DATA UNDER STUDY:
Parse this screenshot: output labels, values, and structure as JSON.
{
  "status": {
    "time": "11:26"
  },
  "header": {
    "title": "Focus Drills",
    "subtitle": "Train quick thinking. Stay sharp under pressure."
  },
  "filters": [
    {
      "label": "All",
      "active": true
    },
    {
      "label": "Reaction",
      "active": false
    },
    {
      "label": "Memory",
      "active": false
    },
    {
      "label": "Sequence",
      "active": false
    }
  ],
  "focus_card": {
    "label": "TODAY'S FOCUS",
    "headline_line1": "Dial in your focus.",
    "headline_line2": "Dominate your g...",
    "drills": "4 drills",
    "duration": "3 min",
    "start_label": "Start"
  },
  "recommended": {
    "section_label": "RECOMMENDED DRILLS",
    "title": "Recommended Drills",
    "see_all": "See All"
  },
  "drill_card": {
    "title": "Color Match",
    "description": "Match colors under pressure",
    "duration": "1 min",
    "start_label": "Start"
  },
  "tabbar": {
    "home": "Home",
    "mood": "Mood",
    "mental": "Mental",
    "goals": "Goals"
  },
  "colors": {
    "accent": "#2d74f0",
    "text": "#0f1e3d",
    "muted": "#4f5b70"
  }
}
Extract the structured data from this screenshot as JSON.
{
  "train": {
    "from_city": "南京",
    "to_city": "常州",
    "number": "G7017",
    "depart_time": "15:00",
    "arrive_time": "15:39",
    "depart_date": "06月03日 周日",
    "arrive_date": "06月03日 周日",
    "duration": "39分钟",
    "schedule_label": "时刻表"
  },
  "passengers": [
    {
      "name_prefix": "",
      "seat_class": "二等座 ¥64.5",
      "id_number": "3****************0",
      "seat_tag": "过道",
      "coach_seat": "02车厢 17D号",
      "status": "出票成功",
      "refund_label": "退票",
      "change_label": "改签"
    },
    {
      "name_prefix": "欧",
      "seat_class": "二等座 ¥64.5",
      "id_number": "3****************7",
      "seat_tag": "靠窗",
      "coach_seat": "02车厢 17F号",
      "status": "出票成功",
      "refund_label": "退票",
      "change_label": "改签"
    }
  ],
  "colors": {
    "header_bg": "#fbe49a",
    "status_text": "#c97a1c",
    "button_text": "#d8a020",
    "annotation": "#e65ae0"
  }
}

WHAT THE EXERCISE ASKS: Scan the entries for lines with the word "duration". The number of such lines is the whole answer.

PROBLEM SOLUTION: 3